The irony of these two pieces of art is that the Wall Street Bull was created by sculptor Arturo Di Modica in response to the stock crash of 1986. The 3 ½ ton statue was cast as a symbol of strength, virility and American financial resilience. The Fearless Girl was created by artist Kristen Visbal to send a message about gender diversity in the workplace. The 50-inch sculpture represents the resiliency of women across the globe in the depiction of a young girl staring down a charging bull.
The juxtaposition of the two bronze pieces has captivated the world. It’s not hard to miss the boldness of a 1700-pound raging animal advancing on an unflappable 60-pound child.
‘Fearless’ is a good word for this girl. Clearly both of these statues are also the symbolic equivalents of their time. Back in 1987, ‘greed was good’ and the American Dream was romanticized by the power and prosperity of cuff-linked bond traders and raging bulls. Thirty years later predatory practices and toxic money have taught us to be hardnosed and skeptical. The epic of America is now captured by the plucky pragmatism and cheekiness of a tough kid.

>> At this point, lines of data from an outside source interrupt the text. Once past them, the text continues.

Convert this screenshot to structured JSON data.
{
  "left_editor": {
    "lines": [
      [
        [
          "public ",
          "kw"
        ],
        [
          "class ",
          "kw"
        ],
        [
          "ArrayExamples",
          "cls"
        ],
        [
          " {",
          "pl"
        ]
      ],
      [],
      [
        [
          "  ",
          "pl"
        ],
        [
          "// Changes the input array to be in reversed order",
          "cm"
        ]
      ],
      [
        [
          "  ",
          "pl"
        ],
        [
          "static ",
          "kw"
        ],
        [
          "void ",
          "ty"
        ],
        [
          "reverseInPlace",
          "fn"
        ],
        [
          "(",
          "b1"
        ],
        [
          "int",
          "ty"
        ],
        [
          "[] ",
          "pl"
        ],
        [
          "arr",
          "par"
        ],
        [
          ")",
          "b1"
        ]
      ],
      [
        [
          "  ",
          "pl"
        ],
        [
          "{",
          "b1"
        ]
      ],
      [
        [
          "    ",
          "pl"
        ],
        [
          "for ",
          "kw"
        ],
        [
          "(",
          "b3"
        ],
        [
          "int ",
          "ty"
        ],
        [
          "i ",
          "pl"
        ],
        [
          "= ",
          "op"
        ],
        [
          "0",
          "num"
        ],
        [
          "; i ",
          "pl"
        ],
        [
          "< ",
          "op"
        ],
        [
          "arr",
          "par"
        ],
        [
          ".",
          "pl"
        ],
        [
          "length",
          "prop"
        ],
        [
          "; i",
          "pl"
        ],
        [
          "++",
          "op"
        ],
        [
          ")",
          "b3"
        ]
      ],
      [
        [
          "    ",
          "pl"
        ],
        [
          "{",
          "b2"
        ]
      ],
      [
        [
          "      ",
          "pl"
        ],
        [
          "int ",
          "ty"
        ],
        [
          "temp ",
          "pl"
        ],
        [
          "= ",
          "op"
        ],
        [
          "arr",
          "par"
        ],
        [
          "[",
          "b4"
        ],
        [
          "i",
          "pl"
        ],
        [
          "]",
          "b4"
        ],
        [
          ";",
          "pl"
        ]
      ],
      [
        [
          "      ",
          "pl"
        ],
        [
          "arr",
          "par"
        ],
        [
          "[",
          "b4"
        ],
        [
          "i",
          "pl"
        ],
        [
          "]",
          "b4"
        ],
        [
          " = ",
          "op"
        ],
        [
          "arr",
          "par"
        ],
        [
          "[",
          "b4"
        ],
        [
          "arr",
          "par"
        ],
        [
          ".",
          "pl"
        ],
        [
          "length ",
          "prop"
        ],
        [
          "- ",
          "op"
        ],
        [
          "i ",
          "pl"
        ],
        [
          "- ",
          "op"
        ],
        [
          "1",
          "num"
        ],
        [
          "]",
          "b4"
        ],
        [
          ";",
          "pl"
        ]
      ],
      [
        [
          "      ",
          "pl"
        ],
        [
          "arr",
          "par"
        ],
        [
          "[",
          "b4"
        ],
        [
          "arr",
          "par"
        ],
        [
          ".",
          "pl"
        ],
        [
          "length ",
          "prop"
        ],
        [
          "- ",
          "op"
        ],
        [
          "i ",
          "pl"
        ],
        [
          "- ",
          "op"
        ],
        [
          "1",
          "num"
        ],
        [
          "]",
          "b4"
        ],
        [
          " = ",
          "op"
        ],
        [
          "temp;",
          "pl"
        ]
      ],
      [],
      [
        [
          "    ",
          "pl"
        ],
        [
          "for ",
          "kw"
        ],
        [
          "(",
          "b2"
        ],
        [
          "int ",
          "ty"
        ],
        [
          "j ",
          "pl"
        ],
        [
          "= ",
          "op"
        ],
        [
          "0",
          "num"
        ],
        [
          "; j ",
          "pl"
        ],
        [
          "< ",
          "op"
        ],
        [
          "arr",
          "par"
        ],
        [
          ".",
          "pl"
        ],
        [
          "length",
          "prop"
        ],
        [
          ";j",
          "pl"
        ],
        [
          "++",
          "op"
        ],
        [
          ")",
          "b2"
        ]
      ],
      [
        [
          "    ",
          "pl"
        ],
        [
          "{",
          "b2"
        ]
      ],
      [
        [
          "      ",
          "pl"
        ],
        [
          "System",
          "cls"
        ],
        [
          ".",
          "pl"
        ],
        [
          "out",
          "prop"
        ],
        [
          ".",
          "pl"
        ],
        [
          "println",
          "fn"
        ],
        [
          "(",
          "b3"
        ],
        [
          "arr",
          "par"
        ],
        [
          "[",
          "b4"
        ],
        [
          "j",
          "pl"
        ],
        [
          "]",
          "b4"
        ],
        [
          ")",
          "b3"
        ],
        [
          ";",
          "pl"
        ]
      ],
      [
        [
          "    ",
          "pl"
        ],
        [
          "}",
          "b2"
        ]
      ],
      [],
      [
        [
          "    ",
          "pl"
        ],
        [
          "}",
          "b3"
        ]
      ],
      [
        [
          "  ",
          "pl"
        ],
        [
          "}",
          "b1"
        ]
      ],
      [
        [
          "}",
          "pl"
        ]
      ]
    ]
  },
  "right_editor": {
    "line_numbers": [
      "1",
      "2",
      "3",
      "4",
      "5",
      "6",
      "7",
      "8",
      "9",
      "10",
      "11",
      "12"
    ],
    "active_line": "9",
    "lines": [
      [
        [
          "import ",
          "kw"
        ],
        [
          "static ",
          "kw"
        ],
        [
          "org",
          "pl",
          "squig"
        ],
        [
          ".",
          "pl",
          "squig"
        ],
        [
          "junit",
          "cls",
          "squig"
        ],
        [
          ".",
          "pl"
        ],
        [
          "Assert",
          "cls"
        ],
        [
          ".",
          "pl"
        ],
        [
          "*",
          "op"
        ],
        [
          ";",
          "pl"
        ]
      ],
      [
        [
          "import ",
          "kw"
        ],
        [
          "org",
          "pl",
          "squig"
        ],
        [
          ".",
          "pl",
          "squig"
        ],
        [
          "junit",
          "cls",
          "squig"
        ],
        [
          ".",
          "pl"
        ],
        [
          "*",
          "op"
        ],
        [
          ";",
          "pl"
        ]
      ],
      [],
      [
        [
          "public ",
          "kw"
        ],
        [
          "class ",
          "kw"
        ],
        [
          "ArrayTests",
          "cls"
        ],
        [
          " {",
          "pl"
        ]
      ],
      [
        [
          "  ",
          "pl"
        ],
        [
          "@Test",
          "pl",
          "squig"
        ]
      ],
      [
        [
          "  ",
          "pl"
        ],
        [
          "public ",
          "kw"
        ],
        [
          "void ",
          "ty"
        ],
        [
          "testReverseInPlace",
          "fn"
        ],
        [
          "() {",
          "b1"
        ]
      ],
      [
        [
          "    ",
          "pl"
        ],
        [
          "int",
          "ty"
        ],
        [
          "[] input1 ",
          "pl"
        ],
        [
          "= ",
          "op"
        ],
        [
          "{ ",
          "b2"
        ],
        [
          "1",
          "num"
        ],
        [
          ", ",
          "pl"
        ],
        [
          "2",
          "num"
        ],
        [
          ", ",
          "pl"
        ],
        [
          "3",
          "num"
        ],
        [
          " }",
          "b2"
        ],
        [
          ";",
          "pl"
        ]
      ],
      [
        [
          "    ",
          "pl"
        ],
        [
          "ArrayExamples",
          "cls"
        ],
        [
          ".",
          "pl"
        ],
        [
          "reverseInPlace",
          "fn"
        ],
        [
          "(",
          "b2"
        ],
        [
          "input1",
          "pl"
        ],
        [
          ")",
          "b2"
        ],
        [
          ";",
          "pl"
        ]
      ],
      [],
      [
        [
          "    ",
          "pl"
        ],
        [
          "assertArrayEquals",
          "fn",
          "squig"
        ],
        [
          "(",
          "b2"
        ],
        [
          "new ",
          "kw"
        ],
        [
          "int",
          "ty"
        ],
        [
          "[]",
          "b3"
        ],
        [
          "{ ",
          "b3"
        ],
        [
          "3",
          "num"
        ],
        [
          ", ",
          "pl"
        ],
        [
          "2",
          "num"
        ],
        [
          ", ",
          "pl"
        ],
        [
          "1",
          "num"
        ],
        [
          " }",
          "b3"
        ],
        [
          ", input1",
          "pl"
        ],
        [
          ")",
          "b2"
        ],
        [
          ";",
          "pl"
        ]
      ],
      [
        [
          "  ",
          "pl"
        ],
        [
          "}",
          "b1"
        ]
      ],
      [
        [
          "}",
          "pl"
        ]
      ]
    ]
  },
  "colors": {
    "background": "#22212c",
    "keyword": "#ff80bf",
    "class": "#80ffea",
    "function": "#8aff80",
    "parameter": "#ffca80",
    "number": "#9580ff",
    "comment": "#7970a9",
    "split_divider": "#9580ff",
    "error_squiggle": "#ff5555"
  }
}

It is a reminder that deep within the financial jungles of bulls, bears and wolves — everyday people still matter. In a wild world of bonds and trades, asks and offers, big boards and blue chips — the ordinary can still rise above the noise. There among the metro-capitalists and the fast-moneyed masters of the universe, this intrepid young lady is Main Street. And in a time of slow recovery and a shrinking middle class, one can also glean that the quintessential ‘little guy’ has been aptly depicted as a fearless ‘little girl.’